 01/26   25,152,433   419,827   271,897   4,029   1,312,565   23,385   10,324   250 
 01/19   23,839,868   396,442   261,573   3,779   1,317,119   21,318   11,324   279 
 01/12   22,522,749   375,124   250,249   3,500   1,790,345   22,660   17,217   294 
 01/05   20,732,404   352,464   233,032   3,206   1,499,561   18,435   14,655   233 
 12/29/20   19,232,843   334,029   218,377   2,973   1,258,540   15,460   12,493   186 
 12/22   17,974,303   318,569   205,884   2,787   1,656,411   18,537   16,472   239 
 12/15   16,317,892   300,032   189,412   2,548   1,494,763   17,247   18,825   229 
John Robison

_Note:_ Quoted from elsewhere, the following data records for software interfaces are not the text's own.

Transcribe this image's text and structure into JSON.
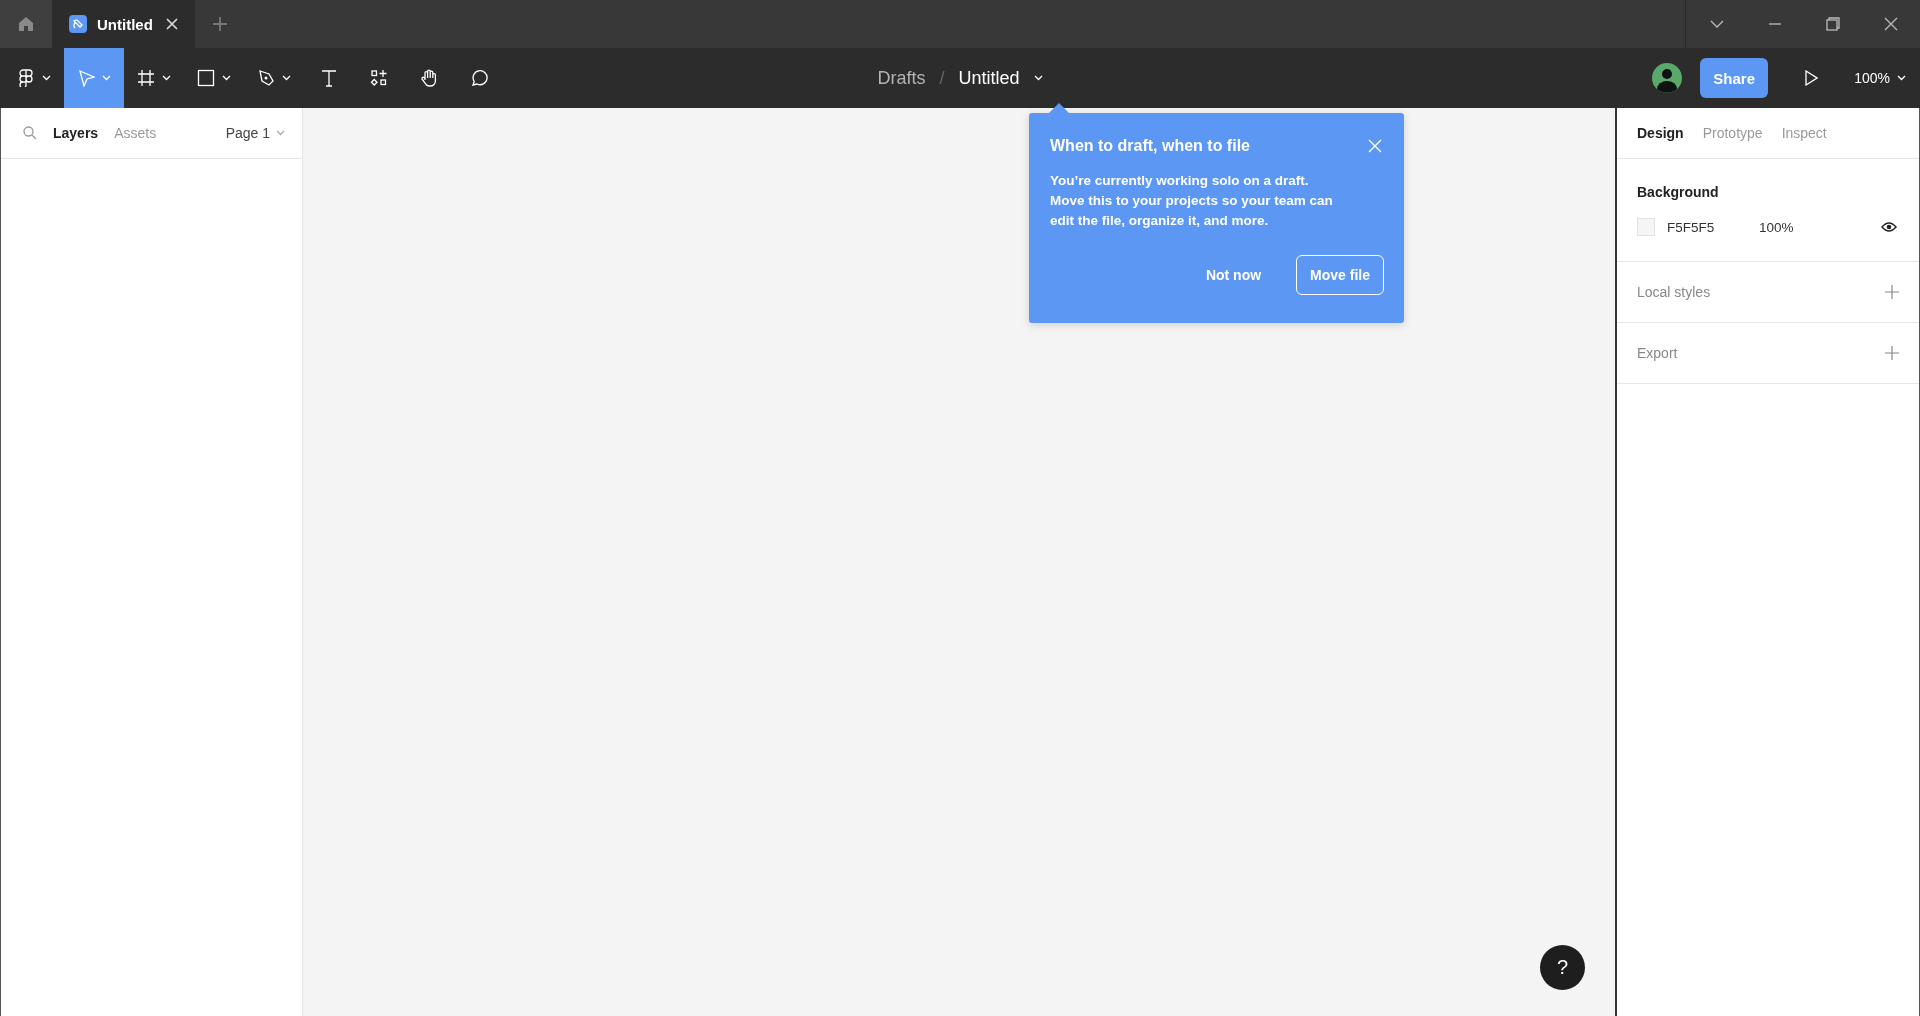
{
  "tab_bar": {
    "tabs": [
      {
        "label": "Untitled",
        "selected": true
      }
    ]
  },
  "toolbar": {
    "tools": [
      {
        "kind": "main-menu",
        "dropdown": true,
        "selected": false
      },
      {
        "kind": "move",
        "dropdown": true,
        "selected": true
      },
      {
        "kind": "frame",
        "dropdown": true,
        "selected": false
      },
      {
        "kind": "shape",
        "dropdown": true,
        "selected": false
      },
      {
        "kind": "pen",
        "dropdown": true,
        "selected": false
      },
      {
        "kind": "text",
        "dropdown": false,
        "selected": false
      },
      {
        "kind": "resources",
        "dropdown": false,
        "selected": false
      },
      {
        "kind": "hand",
        "dropdown": false,
        "selected": false
      },
      {
        "kind": "comment",
        "dropdown": false,
        "selected": false
      }
    ],
    "breadcrumb": {
      "folder": "Drafts",
      "separator": "/",
      "file": "Untitled"
    },
    "share_button": "Share",
    "zoom": "100%"
  },
  "left_panel": {
    "tabs": [
      {
        "label": "Layers",
        "selected": true
      },
      {
        "label": "Assets",
        "selected": false
      }
    ],
    "page": "Page 1"
  },
  "popover": {
    "title": "When to draft, when to file",
    "body": "You’re currently working solo on a draft. Move this to your projects so your team can edit the file, organize it, and more.",
    "buttons": [
      {
        "label": "Not now",
        "kind": "text"
      },
      {
        "label": "Move file",
        "kind": "outline"
      }
    ]
  },
  "right_panel": {
    "tabs": [
      {
        "label": "Design",
        "selected": true
      },
      {
        "label": "Prototype",
        "selected": false
      },
      {
        "label": "Inspect",
        "selected": false
      }
    ],
    "background": {
      "title": "Background",
      "hex": "F5F5F5",
      "opacity": "100%"
    },
    "sections": [
      {
        "title": "Local styles"
      },
      {
        "title": "Export"
      }
    ]
  },
  "help_button": "?"
}
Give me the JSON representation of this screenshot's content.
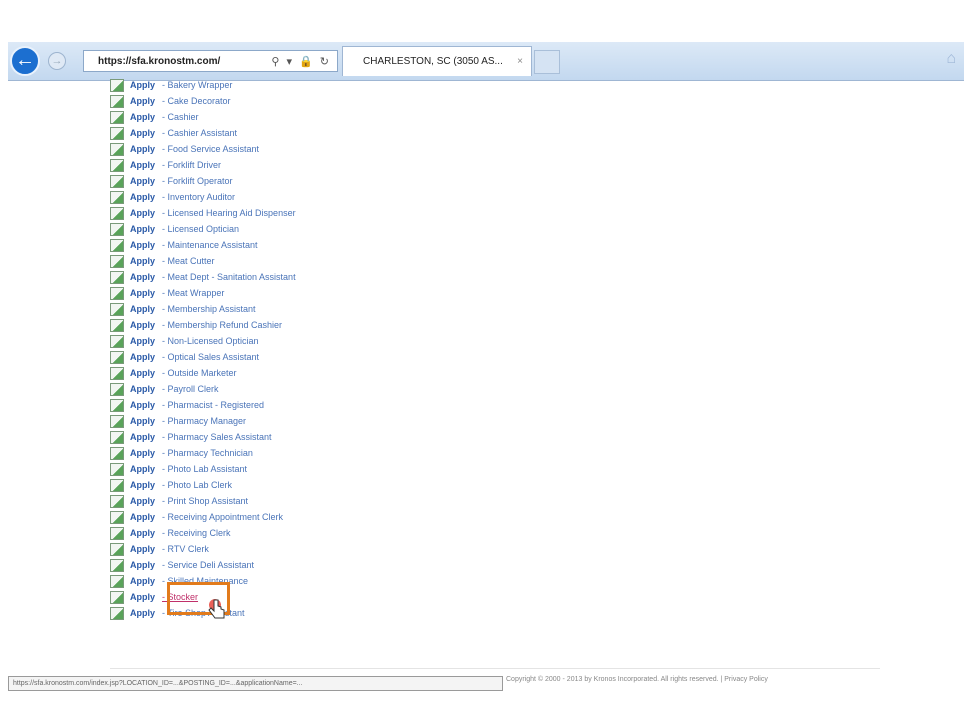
{
  "browser": {
    "address": "https://sfa.kronostm.com/",
    "address_host_hint": "kronostm.com",
    "tab_title": "CHARLESTON, SC (3050 AS...",
    "tab_close": "×"
  },
  "apply_label": "Apply",
  "jobs": [
    "- Bakery Wrapper",
    "- Cake Decorator",
    "- Cashier",
    "- Cashier Assistant",
    "- Food Service Assistant",
    "- Forklift Driver",
    "- Forklift Operator",
    "- Inventory Auditor",
    "- Licensed Hearing Aid Dispenser",
    "- Licensed Optician",
    "- Maintenance Assistant",
    "- Meat Cutter",
    "- Meat Dept - Sanitation Assistant",
    "- Meat Wrapper",
    "- Membership Assistant",
    "- Membership Refund Cashier",
    "- Non-Licensed Optician",
    "- Optical Sales Assistant",
    "- Outside Marketer",
    "- Payroll Clerk",
    "- Pharmacist - Registered",
    "- Pharmacy Manager",
    "- Pharmacy Sales Assistant",
    "- Pharmacy Technician",
    "- Photo Lab Assistant",
    "- Photo Lab Clerk",
    "- Print Shop Assistant",
    "- Receiving Appointment Clerk",
    "- Receiving Clerk",
    "- RTV Clerk",
    "- Service Deli Assistant",
    "- Skilled Maintenance",
    "- Stocker",
    "- Tire Shop Assistant"
  ],
  "status_url": "https://sfa.kronostm.com/index.jsp?LOCATION_ID=...&POSTING_ID=...&applicationName=...",
  "footer_text": "Copyright © 2000 - 2013 by Kronos Incorporated. All rights reserved. | Privacy Policy",
  "colors": {
    "accent": "#1c6fd0",
    "highlight_box": "#e27b1c"
  }
}
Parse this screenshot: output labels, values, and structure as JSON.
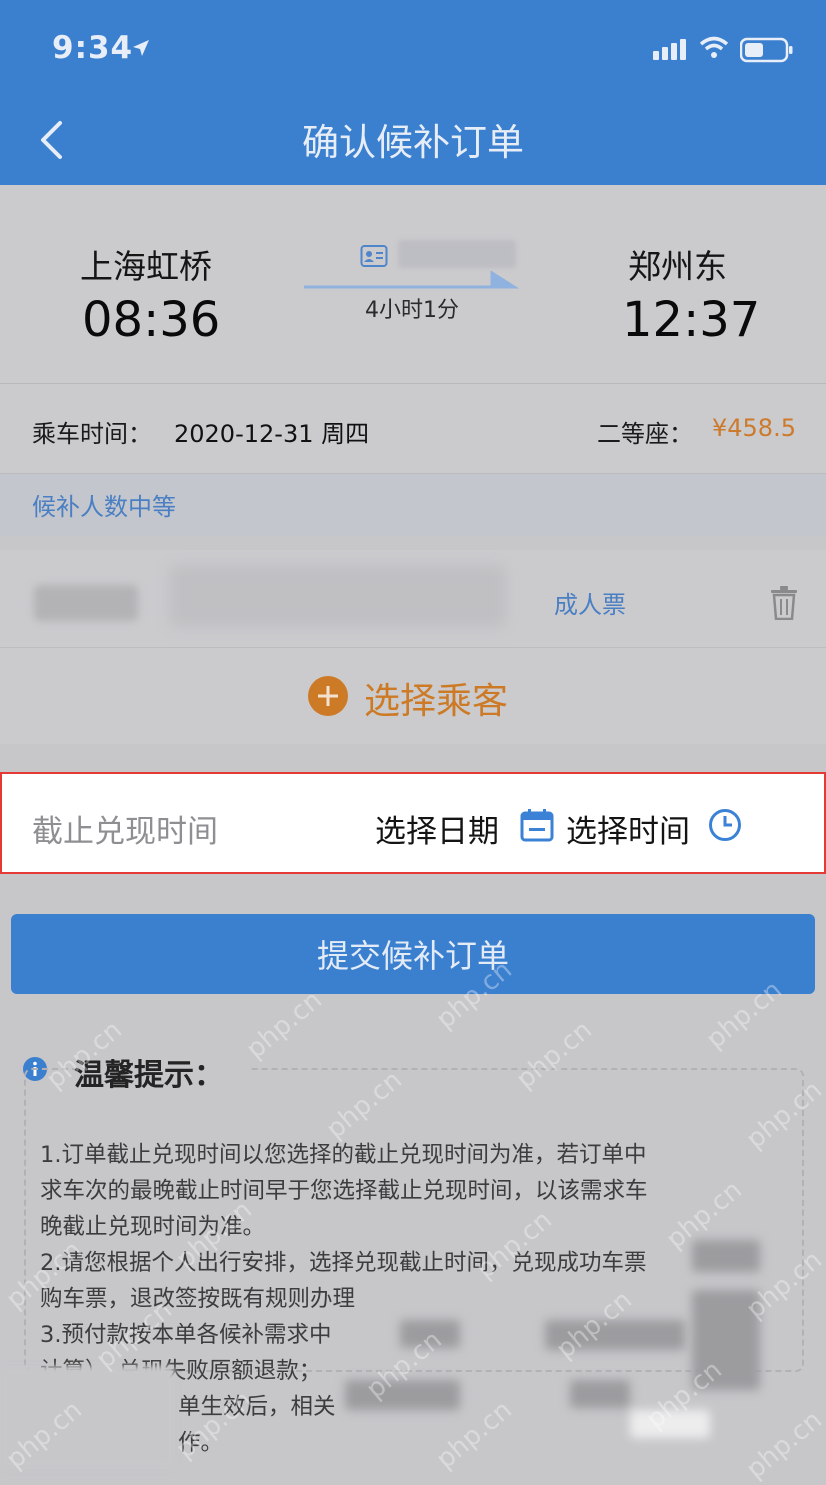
{
  "status_bar": {
    "time": "9:34"
  },
  "header": {
    "title": "确认候补订单"
  },
  "train": {
    "from_station": "上海虹桥",
    "from_time": "08:36",
    "to_station": "郑州东",
    "to_time": "12:37",
    "duration": "4小时1分"
  },
  "trip": {
    "date_label": "乘车时间：",
    "date_value": "2020-12-31 周四",
    "seat_label": "二等座：",
    "price": "¥458.5"
  },
  "queue_status": "候补人数中等",
  "passenger": {
    "ticket_type": "成人票"
  },
  "add_passenger_label": "选择乘客",
  "deadline": {
    "label": "截止兑现时间",
    "choose_date": "选择日期",
    "choose_time": "选择时间"
  },
  "submit_label": "提交候补订单",
  "tips": {
    "title": "温馨提示：",
    "lines": [
      "1.订单截止兑现时间以您选择的截止兑现时间为准，若订单中",
      "求车次的最晚截止时间早于您选择截止兑现时间，以该需求车",
      "晚截止兑现时间为准。",
      "2.请您根据个人出行安排，选择兑现截止时间，兑现成功车票",
      "购车票，退改签按既有规则办理",
      "3.预付款按本单各候补需求中",
      "计算），兑现失败原额退款；",
      "单生效后，相关",
      "作。"
    ]
  },
  "watermark": "php.cn",
  "colors": {
    "brand_blue": "#3b7fcf",
    "accent_orange": "#cd7a26",
    "link_blue": "#4a7fc3",
    "highlight_red": "#e33a36"
  }
}
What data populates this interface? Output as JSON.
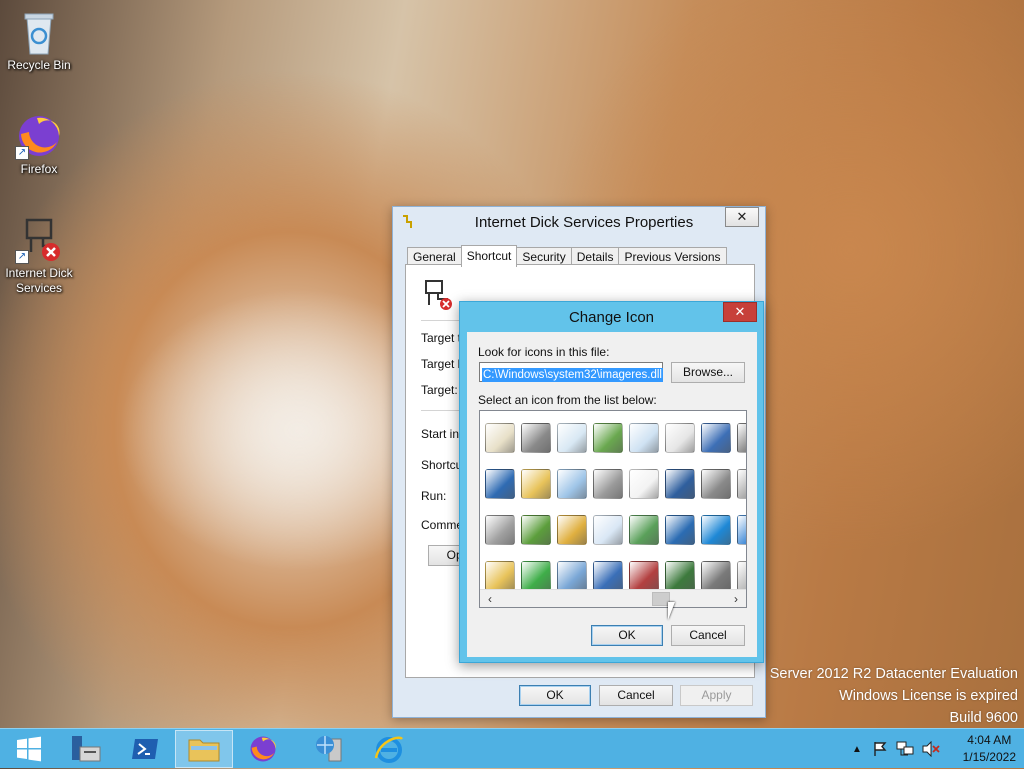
{
  "desktop": {
    "icons": [
      {
        "label": "Recycle Bin"
      },
      {
        "label": "Firefox"
      },
      {
        "label": "Internet Dick Services"
      }
    ]
  },
  "watermark": {
    "line1": "Server 2012 R2 Datacenter Evaluation",
    "line2": "Windows License is expired",
    "line3": "Build 9600"
  },
  "properties": {
    "title": "Internet Dick Services Properties",
    "close_label": "✕",
    "tabs": [
      {
        "label": "General",
        "active": false
      },
      {
        "label": "Shortcut",
        "active": true
      },
      {
        "label": "Security",
        "active": false
      },
      {
        "label": "Details",
        "active": false
      },
      {
        "label": "Previous Versions",
        "active": false
      }
    ],
    "fields": {
      "target_type": "Target ty",
      "target_location": "Target lo",
      "target": "Target:",
      "start_in": "Start in:",
      "shortcut_key": "Shortcut",
      "run": "Run:",
      "comment": "Commen"
    },
    "open_button": "Ope",
    "ok": "OK",
    "cancel": "Cancel",
    "apply": "Apply"
  },
  "change_icon": {
    "title": "Change Icon",
    "close_label": "✕",
    "look_label": "Look for icons in this file:",
    "path_value": "C:\\Windows\\system32\\imageres.dll",
    "browse": "Browse...",
    "select_label": "Select an icon from the list below:",
    "ok": "OK",
    "cancel": "Cancel",
    "icons": [
      {
        "name": "document-edit-icon",
        "color": "#e8e0c8"
      },
      {
        "name": "pushpin-icon",
        "color": "#8a8a8a"
      },
      {
        "name": "checklist-undo-icon",
        "color": "#d8e8f4"
      },
      {
        "name": "media-play-icon",
        "color": "#6aa84f"
      },
      {
        "name": "table-columns-icon",
        "color": "#cfe2f3"
      },
      {
        "name": "list-view-icon",
        "color": "#e6e6e6"
      },
      {
        "name": "computer-tools-icon",
        "color": "#3d6fb6"
      },
      {
        "name": "partial-icon",
        "color": "#888888"
      },
      {
        "name": "user-computer-icon",
        "color": "#2f6bb3"
      },
      {
        "name": "folder-check-icon",
        "color": "#e8c35a"
      },
      {
        "name": "window-pane-icon",
        "color": "#9fc5e8"
      },
      {
        "name": "printer-icon",
        "color": "#9a9a9a"
      },
      {
        "name": "document-check-icon",
        "color": "#f3f3f3"
      },
      {
        "name": "monitor-phone-icon",
        "color": "#2f5f9e"
      },
      {
        "name": "printer-check-icon",
        "color": "#8a8a8a"
      },
      {
        "name": "partial-icon-2",
        "color": "#aaaaaa"
      },
      {
        "name": "fax-icon",
        "color": "#a0a0a0"
      },
      {
        "name": "users-check-icon",
        "color": "#5c9e3c"
      },
      {
        "name": "key-icon",
        "color": "#e0b040"
      },
      {
        "name": "checklist-icon",
        "color": "#d9e7f5"
      },
      {
        "name": "clock-error-icon",
        "color": "#5aa05a"
      },
      {
        "name": "powershell-icon",
        "color": "#2b6cb3"
      },
      {
        "name": "windows-pin-icon",
        "color": "#1e88d6"
      },
      {
        "name": "partial-icon-3",
        "color": "#4a90d9"
      },
      {
        "name": "folder-clock-icon",
        "color": "#e8c35a"
      },
      {
        "name": "blocks-icon",
        "color": "#3fae49"
      },
      {
        "name": "list-lines-icon",
        "color": "#7aa7d6"
      },
      {
        "name": "network-users-icon",
        "color": "#3a6fb8"
      },
      {
        "name": "user-block-icon",
        "color": "#b34040"
      },
      {
        "name": "user-terminal-icon",
        "color": "#3d7a3d"
      },
      {
        "name": "media-drive-icon",
        "color": "#7a7a7a"
      },
      {
        "name": "partial-icon-4",
        "color": "#bbbbbb"
      }
    ]
  },
  "taskbar": {
    "clock_time": "4:04 AM",
    "clock_date": "1/15/2022"
  }
}
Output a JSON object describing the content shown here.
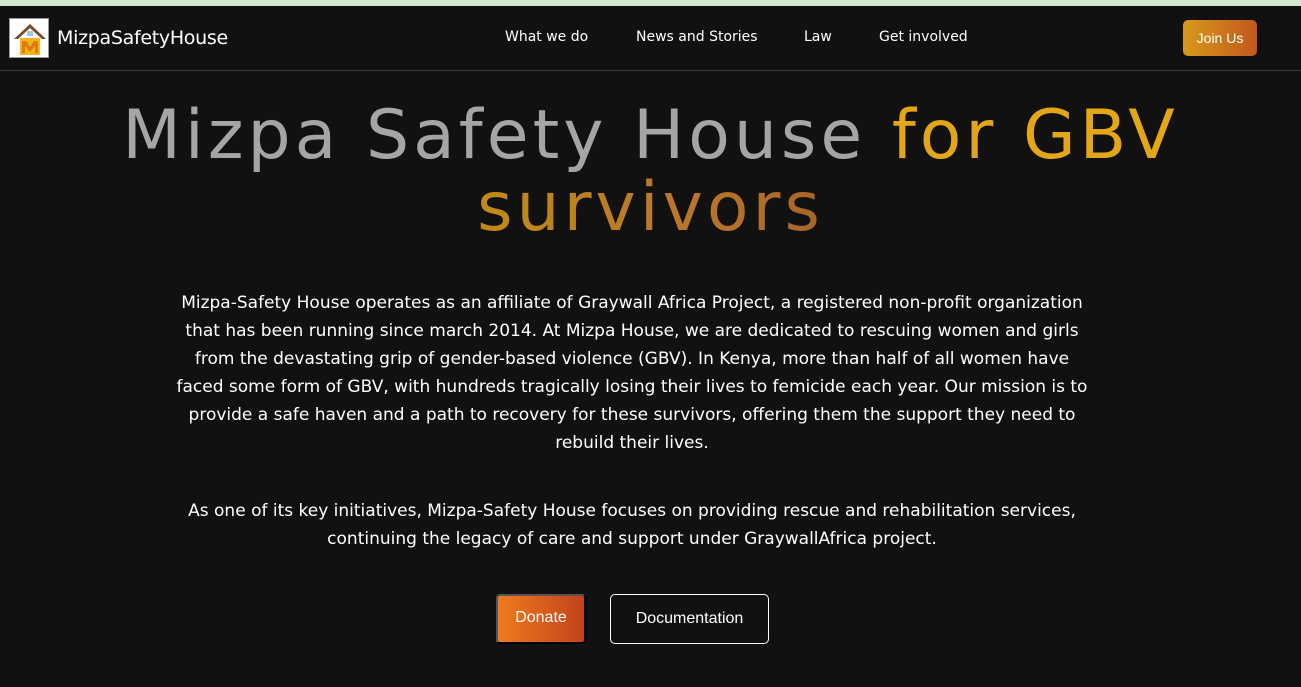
{
  "brand": {
    "name": "MizpaSafetyHouse",
    "logo_icon": "house-logo-icon"
  },
  "nav": {
    "items": [
      {
        "label": "What we do"
      },
      {
        "label": "News and Stories"
      },
      {
        "label": "Law"
      },
      {
        "label": "Get involved"
      }
    ],
    "join_label": "Join Us"
  },
  "hero": {
    "title_part1": "Mizpa Safety House",
    "title_part2": "for GBV",
    "title_part3": "survivors",
    "paragraph1": "Mizpa-Safety House operates as an affiliate of Graywall Africa Project, a registered non-profit organization that has been running since march 2014. At Mizpa House, we are dedicated to rescuing women and girls from the devastating grip of gender-based violence (GBV). In Kenya, more than half of all women have faced some form of GBV, with hundreds tragically losing their lives to femicide each year. Our mission is to provide a safe haven and a path to recovery for these survivors, offering them the support they need to rebuild their lives.",
    "paragraph2": "As one of its key initiatives, Mizpa-Safety House focuses on providing rescue and rehabilitation services, continuing the legacy of care and support under GraywallAfrica project."
  },
  "actions": {
    "donate_label": "Donate",
    "documentation_label": "Documentation"
  },
  "colors": {
    "background": "#111111",
    "accent_gold": "#e3a617",
    "accent_orange": "#f07a1e",
    "title_gray": "#a5a5a5",
    "top_strip": "#d4e8d0"
  }
}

John Robison is an expert on slot machines and how to play them. John is a slot and video poker columnist and has written for many of gaming’s leading publications. He holds a master's degree in computer science from the prestigious Stevens Institute of Technology.

You may hear John give his slot and video poker tips live on The Good Times Show, hosted by Rudi Schiffer and Mike Schiffer, which is broadcast from Memphis on KXIQ 1180AM Friday afternoon from from 2PM to 5PM Central Time. John is on the show from 4:30 to 5. You can listen to archives of the show on the web anytime.

Books by John Robison:

The Slot Expert's Guide to Playing Slots
John Robison
John Robison is an expert on slot machines and how to play them. John is a slot and video poker columnist and has written for many of gaming’s leading publications. He holds a master's degree in computer science from the prestigious Stevens Institute of Technology.

You may hear John give his slot and video poker tips live on The Good Times Show, hosted by Rudi Schiffer and Mike Schiffer, which is broadcast from Memphis on KXIQ 1180AM Friday afternoon from from 2PM to 5PM Central Time. John is on the show from 4:30 to 5. You can listen to archives of the show on the web anytime.

Books by John Robison:

The Slot Expert's Guide to Playing Slots